Popularity of farmers markets growing
DILWORTH - Bill Johnson has been farming his entire life. For the past eight years, the Hawley man has been involved with farmers markets, most recently at the new Whistle Stop Park Farmers Market in Dilworth that started last August. Johnson sai...
DILWORTH - Bill Johnson has been farming his entire life.
For the past eight years, the Hawley man has been involved with farmers markets, most recently at the new Whistle Stop Park Farmers Market in Dilworth that started last August.
Johnson said it's a good market with a lot of community support.
"A lot of communities say they want a farmers market, but they don't want to support it," he said.
"It's the kind of farmers market that will grow," he added of the one in Dilworth.
The popularity of farmers markets is growing through the Fargo-Moorhead area. Cheryl Stetz, vice chairwoman of the Dilworth Park Board, isn't surprised.
"I truly feel as a society we are demanding healthier food options," she said.
Deb Hoesley agrees.
Hoesley sells vegetables with her family at the West Fargo Farmer's Market and at Festival Market at Dike East.
"If you know where the food is coming from, know the person who grows your food, you can trust it," she said.
Vendors at local farmers markets haven't limited themselves to just selling food.

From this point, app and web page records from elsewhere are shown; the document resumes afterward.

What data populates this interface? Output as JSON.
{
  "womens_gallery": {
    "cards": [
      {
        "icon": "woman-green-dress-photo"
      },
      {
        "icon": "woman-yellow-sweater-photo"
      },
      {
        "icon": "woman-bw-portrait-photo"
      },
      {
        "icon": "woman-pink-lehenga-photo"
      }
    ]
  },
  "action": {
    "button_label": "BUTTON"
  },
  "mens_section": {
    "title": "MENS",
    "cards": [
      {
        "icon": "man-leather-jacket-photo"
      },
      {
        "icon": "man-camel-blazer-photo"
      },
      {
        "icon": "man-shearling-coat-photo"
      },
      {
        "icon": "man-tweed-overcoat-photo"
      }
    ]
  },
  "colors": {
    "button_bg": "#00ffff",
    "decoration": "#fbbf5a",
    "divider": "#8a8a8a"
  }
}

Brittany Sinclair, of Fargo, sells soaps, lotion bars and lip balms for her company The Honey B at the Dilworth farmers market and the VA farmers market in Fargo.
She started making natural products when she was pregnant with her third child and wanted to de-chemical their home.
"If I wouldn't put it on my baby, I wouldn't sell it," she said.
People interested in starting a farmers market in Fargo need to contact the city of Fargo if they want to use public property such as a street or sidewalk, or the park district if they want to use park land.
Park districts hold most of the power when it comes to creating farmers markets as well in West Fargo, Moorhead and Dilworth.
Tara Ekren, special events coordinator with the Moorhead Park District, said to get involved with an already established farmers market, just show up and talk to the vendors.
Guide to local farmers markets
• Downtown Farmer's Market, U.S. Bank Plaza:
8 a.m. to noon Saturdays through September; crafts, bakery goods, honey, jams, jellies and produce.
• Great Plains Producer Association's Community Farmers Market, Dike East Park: 10 a.m. to 5 p.m. or until produce is gone Tuesdays, Thursdays and Saturdays through October; flowers, jams, jellies, pickles, salsas and produce.
• Festival Market, Dike East Park: 10 a.m. to 7 p.m. Mondays, Wednesdays and Fridays; produce, jams, jellies, herbs and snacks.
• Stonewest Village Farmers Market, 4955 17th Ave. S.: 3 to 7 p.m. Tuesdays; produce and goods.
• VA Farmers Market, 2102 Elm Street: 11 a.m. to 1 p.m. Fridays through October; produce, handmade products and other goods.
• Gardener's Flea Market, Davy Park (First Avenue and Eighth Street North): 5 to 8:30 p.m. Aug. 12 and Sept. 9; jams, jellies and produce.
• My Sister's Farm, Moorhead Center Mall: 6:30 to 8 p.m. Aug. 21; breads, baked goods, honey, snacks, poultry, meats and produce, all organic.
• Sydney's Health Market, 810 30th Ave. S.: 3 to 7 p.m. Tuesdays or Fridays through October; locally grown organic produce.
• Farmers Market and Beyond, South Elmwood Park: 4 to 7 p.m. Thursdays through September; berries, herbs, flowers, hand-crafted items, agricultural products and fresh produce.
• FM Farmers Market, 349 Main Avenue: 9 a.m. to 8 p.m. weekdays, 9 a.m. to 6 p.m. Saturdays and noon to 6 p.m. Sundays through December.
• Whistle Stop Farmers Market, Whistle Stop Park: 3 to 7 p.m. Thursdays through October; produce, flowers, homemade goods, jams and jellies.
Have a comment to share about a story? Letters to the editor should include author's name, address and phone number. Generally, letters should be no longer than 250 words. All letters are subject to editing. Send a letter to the editor.
Readers can reach Forum reporter Jessica Ballou at (701) 235-7311